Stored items

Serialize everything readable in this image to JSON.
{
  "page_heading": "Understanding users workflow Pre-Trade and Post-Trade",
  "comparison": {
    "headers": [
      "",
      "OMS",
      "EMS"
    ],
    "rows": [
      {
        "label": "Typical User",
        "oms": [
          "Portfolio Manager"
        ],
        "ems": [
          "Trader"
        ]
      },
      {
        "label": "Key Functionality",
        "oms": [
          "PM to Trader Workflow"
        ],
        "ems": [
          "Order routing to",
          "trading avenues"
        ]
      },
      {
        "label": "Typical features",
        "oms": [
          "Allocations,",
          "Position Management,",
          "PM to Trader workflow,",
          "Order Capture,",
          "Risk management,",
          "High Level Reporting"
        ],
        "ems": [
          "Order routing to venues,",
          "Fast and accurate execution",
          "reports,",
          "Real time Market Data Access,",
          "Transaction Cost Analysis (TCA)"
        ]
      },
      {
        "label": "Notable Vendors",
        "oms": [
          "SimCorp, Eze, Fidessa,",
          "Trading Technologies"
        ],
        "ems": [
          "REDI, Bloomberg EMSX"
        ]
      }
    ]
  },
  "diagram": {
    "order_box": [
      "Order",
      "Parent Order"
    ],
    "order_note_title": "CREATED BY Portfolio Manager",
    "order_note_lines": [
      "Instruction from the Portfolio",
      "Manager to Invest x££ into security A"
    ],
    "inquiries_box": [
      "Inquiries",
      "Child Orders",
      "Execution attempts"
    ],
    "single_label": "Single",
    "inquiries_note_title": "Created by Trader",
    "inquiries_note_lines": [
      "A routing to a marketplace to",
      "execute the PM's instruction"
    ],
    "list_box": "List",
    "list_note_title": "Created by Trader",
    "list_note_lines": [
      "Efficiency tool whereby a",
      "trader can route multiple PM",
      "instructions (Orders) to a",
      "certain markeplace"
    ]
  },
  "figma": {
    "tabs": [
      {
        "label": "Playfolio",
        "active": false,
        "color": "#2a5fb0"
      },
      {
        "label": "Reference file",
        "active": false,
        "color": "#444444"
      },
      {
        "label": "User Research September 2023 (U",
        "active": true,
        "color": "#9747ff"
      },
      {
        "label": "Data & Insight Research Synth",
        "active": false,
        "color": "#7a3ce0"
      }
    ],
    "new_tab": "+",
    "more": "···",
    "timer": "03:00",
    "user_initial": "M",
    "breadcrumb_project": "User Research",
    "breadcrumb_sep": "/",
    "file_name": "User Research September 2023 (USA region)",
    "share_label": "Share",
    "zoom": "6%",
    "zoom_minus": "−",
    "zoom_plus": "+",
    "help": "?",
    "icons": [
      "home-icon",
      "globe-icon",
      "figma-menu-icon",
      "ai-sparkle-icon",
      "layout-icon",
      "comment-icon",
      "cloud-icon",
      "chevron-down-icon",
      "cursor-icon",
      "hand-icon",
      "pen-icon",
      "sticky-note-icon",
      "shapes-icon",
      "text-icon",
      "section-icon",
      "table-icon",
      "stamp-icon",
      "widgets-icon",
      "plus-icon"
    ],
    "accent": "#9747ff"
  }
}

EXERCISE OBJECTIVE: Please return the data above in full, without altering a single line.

RESULT FOR THIS EXERCISE:
Serialize everything readable in this image to JSON.
{
  "page_heading": "Understanding users workflow Pre-Trade and Post-Trade",
  "comparison": {
    "headers": [
      "",
      "OMS",
      "EMS"
    ],
    "rows": [
      {
        "label": "Typical User",
        "oms": [
          "Portfolio Manager"
        ],
        "ems": [
          "Trader"
        ]
      },
      {
        "label": "Key Functionality",
        "oms": [
          "PM to Trader Workflow"
        ],
        "ems": [
          "Order routing to",
          "trading avenues"
        ]
      },
      {
        "label": "Typical features",
        "oms": [
          "Allocations,",
          "Position Management,",
          "PM to Trader workflow,",
          "Order Capture,",
          "Risk management,",
          "High Level Reporting"
        ],
        "ems": [
          "Order routing to venues,",
          "Fast and accurate execution",
          "reports,",
          "Real time Market Data Access,",
          "Transaction Cost Analysis (TCA)"
        ]
      },
      {
        "label": "Notable Vendors",
        "oms": [
          "SimCorp, Eze, Fidessa,",
          "Trading Technologies"
        ],
        "ems": [
          "REDI, Bloomberg EMSX"
        ]
      }
    ]
  },
  "diagram": {
    "order_box": [
      "Order",
      "Parent Order"
    ],
    "order_note_title": "CREATED BY Portfolio Manager",
    "order_note_lines": [
      "Instruction from the Portfolio",
      "Manager to Invest x££ into security A"
    ],
    "inquiries_box": [
      "Inquiries",
      "Child Orders",
      "Execution attempts"
    ],
    "single_label": "Single",
    "inquiries_note_title": "Created by Trader",
    "inquiries_note_lines": [
      "A routing to a marketplace to",
      "execute the PM's instruction"
    ],
    "list_box": "List",
    "list_note_title": "Created by Trader",
    "list_note_lines": [
      "Efficiency tool whereby a",
      "trader can route multiple PM",
      "instructions (Orders) to a",
      "certain markeplace"
    ]
  },
  "figma": {
    "tabs": [
      {
        "label": "Playfolio",
        "active": false,
        "color": "#2a5fb0"
      },
      {
        "label": "Reference file",
        "active": false,
        "color": "#444444"
      },
      {
        "label": "User Research September 2023 (U",
        "active": true,
        "color": "#9747ff"
      },
      {
        "label": "Data & Insight Research Synth",
        "active": false,
        "color": "#7a3ce0"
      }
    ],
    "new_tab": "+",
    "more": "···",
    "timer": "03:00",
    "user_initial": "M",
    "breadcrumb_project": "User Research",
    "breadcrumb_sep": "/",
    "file_name": "User Research September 2023 (USA region)",
    "share_label": "Share",
    "zoom": "6%",
    "zoom_minus": "−",
    "zoom_plus": "+",
    "help": "?",
    "icons": [
      "home-icon",
      "globe-icon",
      "figma-menu-icon",
      "ai-sparkle-icon",
      "layout-icon",
      "comment-icon",
      "cloud-icon",
      "chevron-down-icon",
      "cursor-icon",
      "hand-icon",
      "pen-icon",
      "sticky-note-icon",
      "shapes-icon",
      "text-icon",
      "section-icon",
      "table-icon",
      "stamp-icon",
      "widgets-icon",
      "plus-icon"
    ],
    "accent": "#9747ff"
  }
}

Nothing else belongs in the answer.